- **Your instructions**: Copy each line in the data that includes the word "author".
***** Record extracts *****
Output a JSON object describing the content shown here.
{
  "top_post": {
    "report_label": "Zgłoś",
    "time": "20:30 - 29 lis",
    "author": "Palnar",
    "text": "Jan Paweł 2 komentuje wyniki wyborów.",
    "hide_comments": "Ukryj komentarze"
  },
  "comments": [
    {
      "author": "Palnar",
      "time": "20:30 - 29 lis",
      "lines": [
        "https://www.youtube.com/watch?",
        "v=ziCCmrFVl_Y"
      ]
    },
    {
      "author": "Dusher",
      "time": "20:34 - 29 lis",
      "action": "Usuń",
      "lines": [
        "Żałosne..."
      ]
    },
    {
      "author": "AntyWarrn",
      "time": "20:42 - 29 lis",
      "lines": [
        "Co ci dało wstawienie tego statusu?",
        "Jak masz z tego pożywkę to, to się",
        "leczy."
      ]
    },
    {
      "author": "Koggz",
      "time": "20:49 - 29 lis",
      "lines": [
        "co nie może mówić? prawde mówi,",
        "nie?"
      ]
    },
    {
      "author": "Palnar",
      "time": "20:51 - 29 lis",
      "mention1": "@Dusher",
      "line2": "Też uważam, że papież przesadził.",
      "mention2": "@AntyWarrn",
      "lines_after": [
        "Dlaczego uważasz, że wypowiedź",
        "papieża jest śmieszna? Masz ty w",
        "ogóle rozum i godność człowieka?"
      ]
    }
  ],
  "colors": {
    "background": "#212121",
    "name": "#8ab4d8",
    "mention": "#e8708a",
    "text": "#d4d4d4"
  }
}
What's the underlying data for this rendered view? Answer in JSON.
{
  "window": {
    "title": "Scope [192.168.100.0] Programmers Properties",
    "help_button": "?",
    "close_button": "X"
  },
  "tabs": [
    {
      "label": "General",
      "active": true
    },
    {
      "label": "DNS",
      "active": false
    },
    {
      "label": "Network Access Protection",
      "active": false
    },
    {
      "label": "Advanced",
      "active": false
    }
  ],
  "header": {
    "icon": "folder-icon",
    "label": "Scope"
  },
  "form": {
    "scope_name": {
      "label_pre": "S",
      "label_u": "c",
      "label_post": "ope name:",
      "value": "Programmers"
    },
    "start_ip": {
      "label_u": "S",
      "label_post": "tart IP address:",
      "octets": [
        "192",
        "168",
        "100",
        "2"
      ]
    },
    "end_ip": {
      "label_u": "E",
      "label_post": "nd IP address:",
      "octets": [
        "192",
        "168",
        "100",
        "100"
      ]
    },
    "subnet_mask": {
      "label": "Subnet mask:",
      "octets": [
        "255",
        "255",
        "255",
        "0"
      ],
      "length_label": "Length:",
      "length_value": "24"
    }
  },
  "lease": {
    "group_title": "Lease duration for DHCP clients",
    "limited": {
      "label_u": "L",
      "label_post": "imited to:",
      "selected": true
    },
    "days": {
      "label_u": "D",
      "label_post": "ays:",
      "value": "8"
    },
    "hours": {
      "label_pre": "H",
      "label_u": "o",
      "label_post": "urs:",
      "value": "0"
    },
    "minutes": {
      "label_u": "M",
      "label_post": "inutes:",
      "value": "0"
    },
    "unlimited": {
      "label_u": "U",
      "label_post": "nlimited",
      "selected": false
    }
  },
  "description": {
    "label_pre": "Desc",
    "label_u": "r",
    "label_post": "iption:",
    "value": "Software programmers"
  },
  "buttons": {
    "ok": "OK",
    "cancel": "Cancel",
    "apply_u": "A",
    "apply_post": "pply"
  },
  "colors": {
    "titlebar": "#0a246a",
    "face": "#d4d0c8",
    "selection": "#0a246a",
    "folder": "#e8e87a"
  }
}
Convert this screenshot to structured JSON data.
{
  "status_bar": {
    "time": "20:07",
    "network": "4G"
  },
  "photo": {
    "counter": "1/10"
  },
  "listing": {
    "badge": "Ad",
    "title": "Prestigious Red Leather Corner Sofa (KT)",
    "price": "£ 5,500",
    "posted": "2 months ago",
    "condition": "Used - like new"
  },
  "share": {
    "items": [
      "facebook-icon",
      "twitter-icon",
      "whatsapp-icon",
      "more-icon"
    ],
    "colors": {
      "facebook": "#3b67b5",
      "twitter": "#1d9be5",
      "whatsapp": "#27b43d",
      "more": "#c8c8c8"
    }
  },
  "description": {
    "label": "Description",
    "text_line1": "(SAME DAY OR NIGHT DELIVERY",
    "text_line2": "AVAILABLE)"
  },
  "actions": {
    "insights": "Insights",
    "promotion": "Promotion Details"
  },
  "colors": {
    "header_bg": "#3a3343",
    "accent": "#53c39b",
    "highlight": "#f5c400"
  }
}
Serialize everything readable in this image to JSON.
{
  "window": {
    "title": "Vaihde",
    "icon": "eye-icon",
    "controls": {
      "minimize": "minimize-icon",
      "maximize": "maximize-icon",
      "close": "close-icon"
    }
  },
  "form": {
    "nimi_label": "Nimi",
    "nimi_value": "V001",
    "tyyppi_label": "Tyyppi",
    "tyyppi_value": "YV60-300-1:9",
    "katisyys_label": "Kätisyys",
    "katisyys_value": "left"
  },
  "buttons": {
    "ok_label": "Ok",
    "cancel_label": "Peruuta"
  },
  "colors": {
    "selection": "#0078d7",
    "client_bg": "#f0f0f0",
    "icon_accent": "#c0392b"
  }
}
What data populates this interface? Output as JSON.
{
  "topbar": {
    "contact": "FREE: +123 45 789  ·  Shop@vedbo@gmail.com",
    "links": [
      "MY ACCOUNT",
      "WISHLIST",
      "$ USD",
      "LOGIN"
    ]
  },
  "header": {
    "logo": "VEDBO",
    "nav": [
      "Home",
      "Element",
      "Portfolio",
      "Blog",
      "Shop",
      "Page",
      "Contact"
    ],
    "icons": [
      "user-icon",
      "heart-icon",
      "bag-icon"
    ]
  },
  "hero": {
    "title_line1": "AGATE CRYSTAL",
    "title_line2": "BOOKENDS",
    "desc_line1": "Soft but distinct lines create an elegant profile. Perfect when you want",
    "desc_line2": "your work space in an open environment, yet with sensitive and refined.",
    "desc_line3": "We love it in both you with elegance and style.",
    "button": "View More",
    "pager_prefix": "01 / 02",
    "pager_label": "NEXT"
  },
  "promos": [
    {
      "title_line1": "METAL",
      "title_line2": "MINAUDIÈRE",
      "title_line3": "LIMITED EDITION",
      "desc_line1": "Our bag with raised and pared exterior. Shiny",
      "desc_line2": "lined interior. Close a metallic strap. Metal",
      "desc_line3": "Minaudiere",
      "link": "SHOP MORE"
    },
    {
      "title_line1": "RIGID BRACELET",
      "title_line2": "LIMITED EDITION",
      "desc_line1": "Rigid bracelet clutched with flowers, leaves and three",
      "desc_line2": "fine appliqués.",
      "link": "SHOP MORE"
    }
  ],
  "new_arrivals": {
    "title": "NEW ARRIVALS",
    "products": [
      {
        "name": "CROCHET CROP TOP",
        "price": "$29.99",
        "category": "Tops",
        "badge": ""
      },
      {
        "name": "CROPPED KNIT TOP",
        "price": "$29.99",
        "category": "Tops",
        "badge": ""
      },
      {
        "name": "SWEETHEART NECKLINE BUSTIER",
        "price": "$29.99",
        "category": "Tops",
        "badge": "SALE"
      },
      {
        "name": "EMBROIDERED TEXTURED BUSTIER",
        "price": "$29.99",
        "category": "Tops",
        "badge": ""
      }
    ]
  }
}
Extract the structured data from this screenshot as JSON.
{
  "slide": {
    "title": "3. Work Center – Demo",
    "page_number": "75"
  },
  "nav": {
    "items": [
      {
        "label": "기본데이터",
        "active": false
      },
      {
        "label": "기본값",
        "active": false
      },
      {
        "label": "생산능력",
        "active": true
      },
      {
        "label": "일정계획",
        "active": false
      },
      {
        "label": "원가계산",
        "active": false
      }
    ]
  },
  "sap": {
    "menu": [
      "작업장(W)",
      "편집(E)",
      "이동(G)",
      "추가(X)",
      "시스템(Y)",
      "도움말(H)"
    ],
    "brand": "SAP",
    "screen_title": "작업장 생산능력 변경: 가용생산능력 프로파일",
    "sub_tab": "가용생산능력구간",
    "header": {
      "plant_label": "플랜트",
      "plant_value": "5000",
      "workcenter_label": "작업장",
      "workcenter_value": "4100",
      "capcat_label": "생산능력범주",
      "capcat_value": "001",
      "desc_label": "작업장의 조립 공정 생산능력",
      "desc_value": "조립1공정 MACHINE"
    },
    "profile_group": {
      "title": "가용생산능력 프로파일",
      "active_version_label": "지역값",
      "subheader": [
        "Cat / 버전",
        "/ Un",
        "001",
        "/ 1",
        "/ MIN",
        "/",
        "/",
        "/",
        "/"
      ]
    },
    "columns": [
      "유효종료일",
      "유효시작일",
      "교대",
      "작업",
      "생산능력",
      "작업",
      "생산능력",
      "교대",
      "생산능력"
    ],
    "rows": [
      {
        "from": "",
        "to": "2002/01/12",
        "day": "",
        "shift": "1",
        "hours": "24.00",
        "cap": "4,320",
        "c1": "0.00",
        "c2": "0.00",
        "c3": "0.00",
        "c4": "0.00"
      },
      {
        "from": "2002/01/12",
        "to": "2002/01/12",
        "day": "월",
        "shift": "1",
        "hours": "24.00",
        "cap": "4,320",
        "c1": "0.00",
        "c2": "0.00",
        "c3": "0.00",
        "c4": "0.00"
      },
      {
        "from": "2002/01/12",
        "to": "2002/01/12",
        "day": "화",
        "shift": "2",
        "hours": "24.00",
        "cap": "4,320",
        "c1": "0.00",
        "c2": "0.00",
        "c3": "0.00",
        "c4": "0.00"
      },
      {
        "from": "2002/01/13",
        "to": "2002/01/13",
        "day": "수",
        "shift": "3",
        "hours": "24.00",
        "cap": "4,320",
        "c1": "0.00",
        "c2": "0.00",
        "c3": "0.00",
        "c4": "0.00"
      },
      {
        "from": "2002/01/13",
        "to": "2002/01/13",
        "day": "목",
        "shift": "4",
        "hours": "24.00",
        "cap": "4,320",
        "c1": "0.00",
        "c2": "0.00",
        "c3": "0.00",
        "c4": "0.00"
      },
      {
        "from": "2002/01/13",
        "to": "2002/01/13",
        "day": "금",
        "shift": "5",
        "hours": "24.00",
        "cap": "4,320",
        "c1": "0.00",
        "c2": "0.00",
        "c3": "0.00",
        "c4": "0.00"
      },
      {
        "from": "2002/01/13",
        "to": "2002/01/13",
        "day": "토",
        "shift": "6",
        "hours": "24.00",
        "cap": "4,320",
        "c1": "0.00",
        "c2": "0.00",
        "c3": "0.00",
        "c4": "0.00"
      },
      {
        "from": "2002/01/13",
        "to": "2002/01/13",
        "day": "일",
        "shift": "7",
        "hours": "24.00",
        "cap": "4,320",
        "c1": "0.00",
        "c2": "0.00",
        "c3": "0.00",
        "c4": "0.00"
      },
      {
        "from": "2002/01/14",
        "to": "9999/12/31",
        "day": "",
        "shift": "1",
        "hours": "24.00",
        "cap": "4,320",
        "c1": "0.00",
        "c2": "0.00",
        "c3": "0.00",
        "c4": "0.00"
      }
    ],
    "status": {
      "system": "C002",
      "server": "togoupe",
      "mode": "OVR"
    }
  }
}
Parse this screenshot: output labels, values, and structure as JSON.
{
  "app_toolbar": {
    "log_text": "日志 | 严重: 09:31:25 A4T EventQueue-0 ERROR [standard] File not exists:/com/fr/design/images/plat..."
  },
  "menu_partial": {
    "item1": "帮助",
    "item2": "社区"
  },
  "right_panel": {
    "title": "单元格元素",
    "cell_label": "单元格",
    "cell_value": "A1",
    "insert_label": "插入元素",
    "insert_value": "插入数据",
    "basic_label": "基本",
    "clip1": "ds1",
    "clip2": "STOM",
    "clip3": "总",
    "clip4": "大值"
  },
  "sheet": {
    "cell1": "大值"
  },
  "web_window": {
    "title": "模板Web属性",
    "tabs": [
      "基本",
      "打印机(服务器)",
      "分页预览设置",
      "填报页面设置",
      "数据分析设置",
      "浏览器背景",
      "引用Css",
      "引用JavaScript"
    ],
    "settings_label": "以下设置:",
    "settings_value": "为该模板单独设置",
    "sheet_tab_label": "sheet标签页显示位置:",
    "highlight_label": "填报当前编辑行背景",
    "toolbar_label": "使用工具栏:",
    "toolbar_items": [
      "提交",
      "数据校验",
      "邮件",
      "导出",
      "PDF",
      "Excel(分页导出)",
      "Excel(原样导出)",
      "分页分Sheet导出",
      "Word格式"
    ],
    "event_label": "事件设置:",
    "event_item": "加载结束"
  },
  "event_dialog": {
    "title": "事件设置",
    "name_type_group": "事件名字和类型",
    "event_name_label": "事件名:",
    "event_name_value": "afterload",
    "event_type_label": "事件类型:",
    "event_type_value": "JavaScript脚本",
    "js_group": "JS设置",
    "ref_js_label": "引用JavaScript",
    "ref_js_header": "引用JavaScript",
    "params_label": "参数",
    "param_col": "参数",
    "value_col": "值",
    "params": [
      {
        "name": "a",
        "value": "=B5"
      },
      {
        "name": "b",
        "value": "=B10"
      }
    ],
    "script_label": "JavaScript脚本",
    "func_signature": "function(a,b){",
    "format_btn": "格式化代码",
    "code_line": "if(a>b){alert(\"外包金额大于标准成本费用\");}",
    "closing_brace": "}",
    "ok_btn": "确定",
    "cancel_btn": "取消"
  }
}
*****
- **Written reply**:
    "author": "Palnar",
      "author": "Palnar",
      "author": "Dusher",
      "author": "AntyWarrn",
      "author": "Koggz",
      "author": "Palnar",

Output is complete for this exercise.